Both Alabama and Ole Miss enter Nashville with something to prove.
The Crimson Tide, sitting at 17-14 and an under-.500 conference record, hope to make a run in the SEC tournament and showcase to the committee why they deserve to be selected on Sunday for the NCAA Tournament. The Rebels, led by first-year head coach Kermit Davis, look to silence its naysayers that their first-year success is a fluke and prove they’re real contenders in both the SEC and NCAA tournaments.
No. 7 Ole Miss will face off against No. 10 Alabama on Thursday, March 14 at 7 p.m in the 2nd round of the men’s SEC Tournament.
The Rebels enter the conference tournament with 10 conference victories compared to last year’s performance where they finished with an SEC-worst five wins.
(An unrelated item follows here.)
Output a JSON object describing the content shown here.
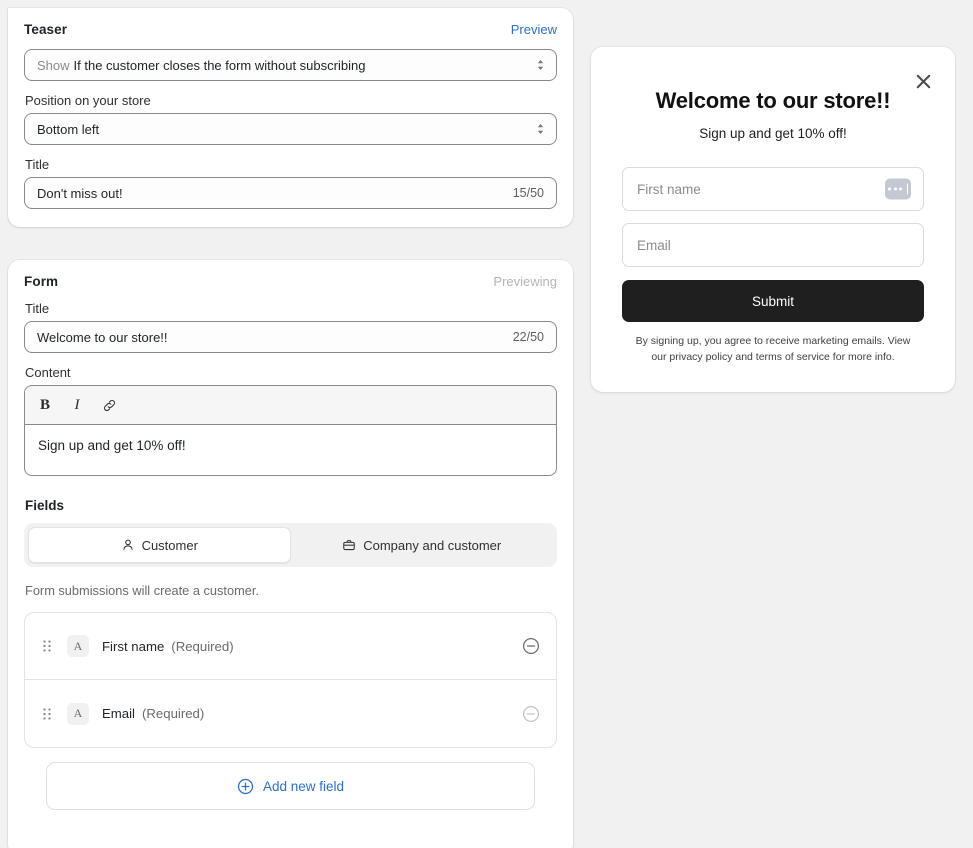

Alabama, on the other hand, enters on a three-game losing streak and having lost six of its last eight games.
Head-to-head: Ole Miss vs. Alabama
One of the Crimson Tide’s five conference victories came against Ole Miss on Jan. 23 in Tuscaloosa, Alabama. The Crimson Tide outscored the Rebels 42-26 in the first half en route to a 74-53 victory. Coach Ronny Hamilton, an assistant under Davis in Ole Miss, knows his team has to bring everything it has if its to walk away with a victory against a very physical Alabama squad.
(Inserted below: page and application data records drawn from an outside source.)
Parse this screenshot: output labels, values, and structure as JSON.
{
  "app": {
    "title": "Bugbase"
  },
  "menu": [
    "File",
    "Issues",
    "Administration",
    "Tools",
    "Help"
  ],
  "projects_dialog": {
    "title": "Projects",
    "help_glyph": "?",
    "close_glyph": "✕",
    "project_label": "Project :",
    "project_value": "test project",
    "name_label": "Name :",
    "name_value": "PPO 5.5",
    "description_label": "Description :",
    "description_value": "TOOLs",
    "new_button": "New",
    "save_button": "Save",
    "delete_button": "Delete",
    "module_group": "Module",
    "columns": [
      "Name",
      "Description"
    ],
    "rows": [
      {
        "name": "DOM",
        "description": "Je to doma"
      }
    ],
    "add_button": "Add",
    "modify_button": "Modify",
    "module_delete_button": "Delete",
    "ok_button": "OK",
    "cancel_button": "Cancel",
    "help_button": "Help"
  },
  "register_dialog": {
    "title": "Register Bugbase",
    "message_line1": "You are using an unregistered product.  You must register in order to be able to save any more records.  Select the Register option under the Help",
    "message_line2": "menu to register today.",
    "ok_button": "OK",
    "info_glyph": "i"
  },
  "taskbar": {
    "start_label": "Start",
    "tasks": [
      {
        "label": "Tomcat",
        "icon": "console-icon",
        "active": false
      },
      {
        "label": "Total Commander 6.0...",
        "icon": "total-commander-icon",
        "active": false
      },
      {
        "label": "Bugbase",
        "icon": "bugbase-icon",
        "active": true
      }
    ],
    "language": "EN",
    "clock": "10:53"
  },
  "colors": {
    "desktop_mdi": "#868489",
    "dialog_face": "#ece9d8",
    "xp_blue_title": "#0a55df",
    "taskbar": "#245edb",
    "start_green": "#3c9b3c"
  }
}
In that loss, Alabama held the Rebels leading scorer Breein Tyree to just nine points, in addition to forcing the Crimson Tide as a whole to turnover the ball 16 times.
Alabama’s second-half struggles
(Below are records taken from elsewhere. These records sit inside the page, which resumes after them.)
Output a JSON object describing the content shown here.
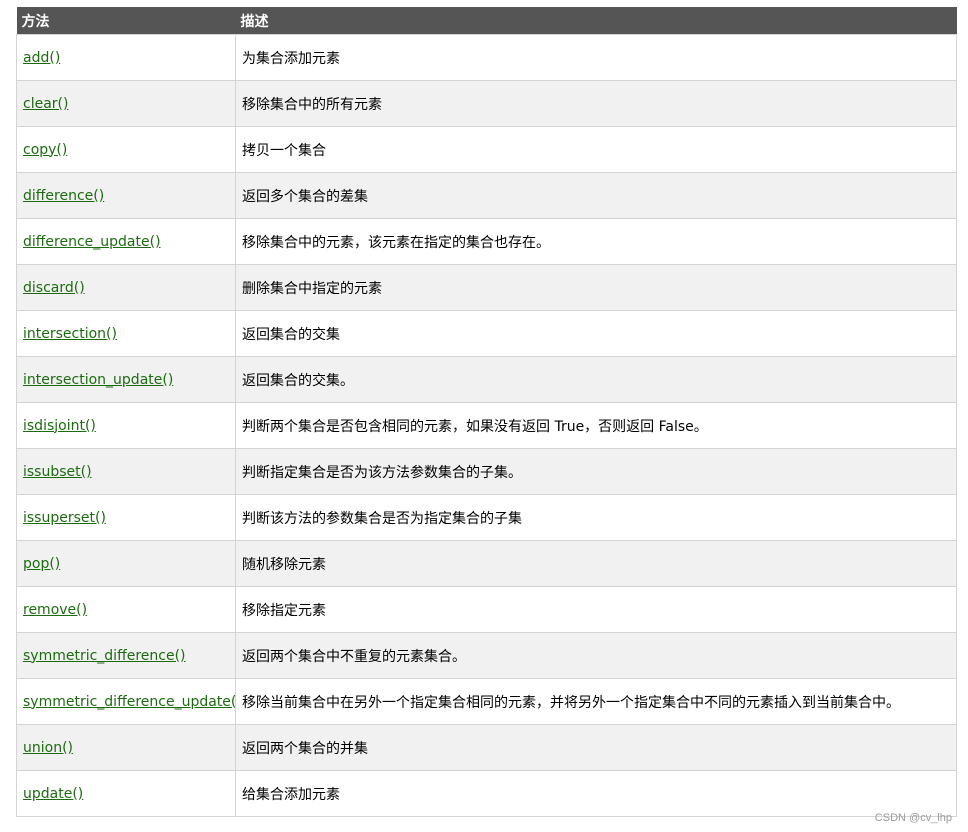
{
  "table": {
    "headers": [
      "方法",
      "描述"
    ],
    "rows": [
      {
        "method": "add()",
        "description": "为集合添加元素"
      },
      {
        "method": "clear()",
        "description": "移除集合中的所有元素"
      },
      {
        "method": "copy()",
        "description": "拷贝一个集合"
      },
      {
        "method": "difference()",
        "description": "返回多个集合的差集"
      },
      {
        "method": "difference_update()",
        "description": "移除集合中的元素，该元素在指定的集合也存在。"
      },
      {
        "method": "discard()",
        "description": "删除集合中指定的元素"
      },
      {
        "method": "intersection()",
        "description": "返回集合的交集"
      },
      {
        "method": "intersection_update()",
        "description": "返回集合的交集。"
      },
      {
        "method": "isdisjoint()",
        "description": "判断两个集合是否包含相同的元素，如果没有返回 True，否则返回 False。"
      },
      {
        "method": "issubset()",
        "description": "判断指定集合是否为该方法参数集合的子集。"
      },
      {
        "method": "issuperset()",
        "description": "判断该方法的参数集合是否为指定集合的子集"
      },
      {
        "method": "pop()",
        "description": "随机移除元素"
      },
      {
        "method": "remove()",
        "description": "移除指定元素"
      },
      {
        "method": "symmetric_difference()",
        "description": "返回两个集合中不重复的元素集合。"
      },
      {
        "method": "symmetric_difference_update()",
        "description": "移除当前集合中在另外一个指定集合相同的元素，并将另外一个指定集合中不同的元素插入到当前集合中。"
      },
      {
        "method": "union()",
        "description": "返回两个集合的并集"
      },
      {
        "method": "update()",
        "description": "给集合添加元素"
      }
    ]
  },
  "watermark": "CSDN @cv_lhp",
  "colors": {
    "header_bg": "#555555",
    "link": "#1d6b11",
    "stripe": "#f1f1f1",
    "border": "#d4d4d4"
  }
}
Throughout most of the season and all of the conference play, the Crimson Tide have opened up games hot but fail to keep that consistency into the second half. Coach Avery Johnson has identified this worrying trend and hopes his team can turn it around in tournament play.
Alabama has been outscored 701-658 in second halves this season in SEC play, or 43 points. Though on the surface the 2.3 average deficit doesn’t look terrible, it becomes more apparent in its losses. In its 10 conference losses, Alabama was outscored by 55 points in the second half.
Similar situation for Alabama?
Last year’s Crimson Tide entered the SEC Tournament on a five-game losing streak before making a run in the conference tournament upsetting No. 8 Texas A&M and No. 1 Auburn before falling to No. 4 Kentucky in the semifinals. This year’s Alabama squad enters in a similar position having lost its last three contests by a combined 23 points.
Johnson hopes his team will find its footing, like last year’s team, in the most crucial part of college basketball: March.